The story starts out with Sylvia explaining that "once upon a time," she was growing up when something was wrong with everyone else but she and Sugar were the "only ones just right." Then...

...this lady moved on our block with nappy hair and proper speech and no makeup.

The children foolishly laughed at her as they laughed at everyone, thinking they had all the answers and no one could teach them anything they didn't already know. How sure they were of themselves! Sylvia recalled that they hated her: Miss Moore, who was the only woman in the neighborhood that had only a "Miss" and a "Moore," but no first name.

And she was black as hell, cept for her feet, which were

fish-white and spooky.

If that wasn't enough, Sylvia thought, Miss Moore was always coming up with crazy ideas of things she could do with the kids. She was always dressed up. The parents talked about her behind her back, but then she showed up with some kind of gift, and the children were turned over—the parents too embarrassed for the way they had spoken about her to say no. What the kids don't realize is that there are secrets of the world about which they know nothing. When they complain that "she don't never let up," it's true: for she knows how hard life is, and what the kids need to do in order to be ready for life challenges, as adults, some day. The reader can sense that Miss Moore believes that this will make all the difference.

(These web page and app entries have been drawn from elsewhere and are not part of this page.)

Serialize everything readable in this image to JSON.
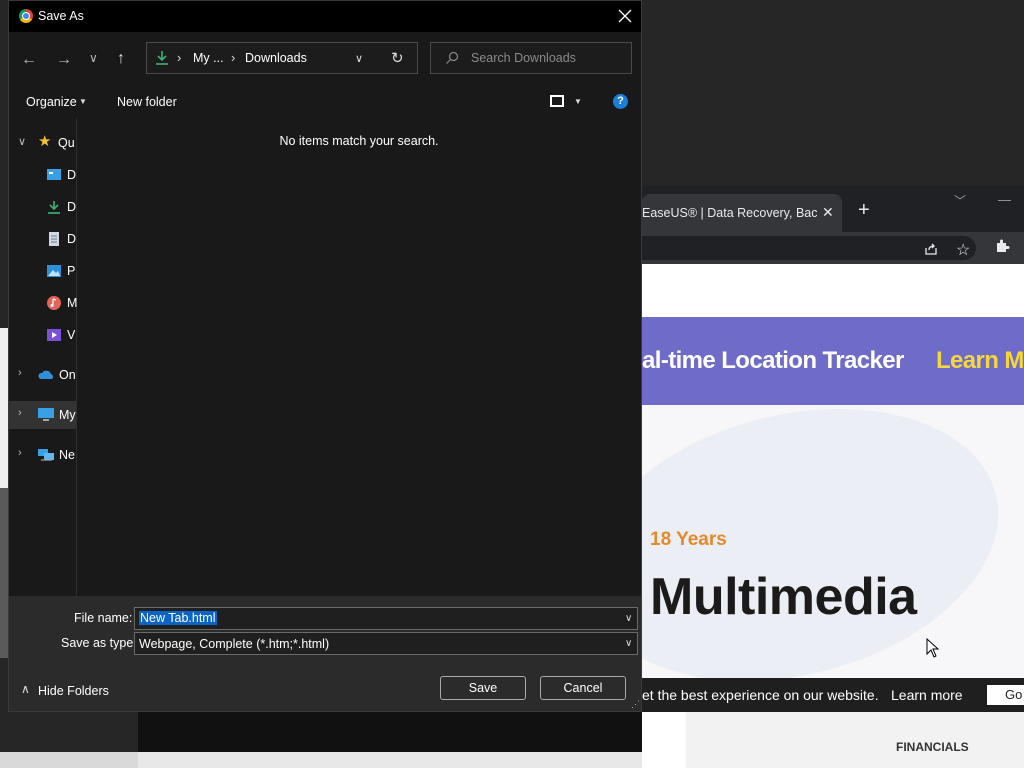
{
  "dialog": {
    "title": "Save As",
    "nav": {
      "path": [
        "My ...",
        "Downloads"
      ],
      "search_placeholder": "Search Downloads"
    },
    "commands": {
      "organize": "Organize",
      "new_folder": "New folder"
    },
    "sidebar": [
      {
        "label": "Qu",
        "icon": "star-icon",
        "expand": "expanded"
      },
      {
        "label": "D",
        "icon": "desktop-icon"
      },
      {
        "label": "D",
        "icon": "download-icon"
      },
      {
        "label": "D",
        "icon": "document-icon"
      },
      {
        "label": "P",
        "icon": "pictures-icon"
      },
      {
        "label": "M",
        "icon": "music-icon"
      },
      {
        "label": "V",
        "icon": "videos-icon"
      },
      {
        "label": "On",
        "icon": "onedrive-icon",
        "expand": "collapsed"
      },
      {
        "label": "My",
        "icon": "this-pc-icon",
        "expand": "collapsed"
      },
      {
        "label": "Ne",
        "icon": "network-icon",
        "expand": "collapsed"
      }
    ],
    "empty_message": "No items match your search.",
    "file_name_label": "File name:",
    "file_name_value": "New Tab.html",
    "save_type_label": "Save as type:",
    "save_type_value": "Webpage, Complete (*.htm;*.html)",
    "hide_folders": "Hide Folders",
    "save_button": "Save",
    "cancel_button": "Cancel"
  },
  "browser": {
    "tab_title": "EaseUS® | Data Recovery, Backup",
    "banner_text": "al-time Location Tracker",
    "banner_link": "Learn Mo",
    "years_text": "18 Years",
    "headline": "Multimedia",
    "cookie_text": "et the best experience on our website.",
    "cookie_link": "Learn more",
    "cookie_button": "Go",
    "footer_word": "FINANCIALS"
  },
  "colors": {
    "accent": "#0a64c8",
    "banner": "#6f6cc9",
    "banner_link": "#f5d63c",
    "years": "#e58a2c",
    "help": "#1a7fd6",
    "download_icon": "#3cb371"
  }
}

After their visit to the expensive F.A.O. Schwarz toy store, a seed is planted in Sylvia's mind. She is too stubborn to let on, or let Sugar "let on" either.

Then Sugar surprises me by sayin, "You know, Miss Moore, I don't think all of us here put together eat in a year what that sailboat costs." And Miss Moore lights up like somebody goosed her.

Miss Moore looks for signs of "intelligent life" beneath Sylvia's stubborn and unfriendly exterior. Though Miss Moore may suspect she has reached Sylvia this day, Sylvia will not give her the satisfaction of letting on. Miss Moore has gotten an intelligent response from Sugar, and Sylvia is not very happy for it. However, the lesson is wasted on Sugar who forgets it in favor of buying some sweets, but Sylvia does not. Like a treasure, she keeps it to herself, promising to take it out and study it later.

Miss Moore is attempting to mentor the children in her neighborhood, and while the children give a limited amount of satisfaction to her during their "lessons," the reader knows that her words will make a difference—even if she only reaches one child. By the end of the story, the reader may be thinking that Sylvia is the one, regardless of her cantankerous nature. At the end, Sylvia and Sugar start to race, but Sylvia really isn't interested, preoccupied by Miss Moore's lesson today:

She can run if she want to and even run faster. But ain't nobody gonna beat me at nuthin.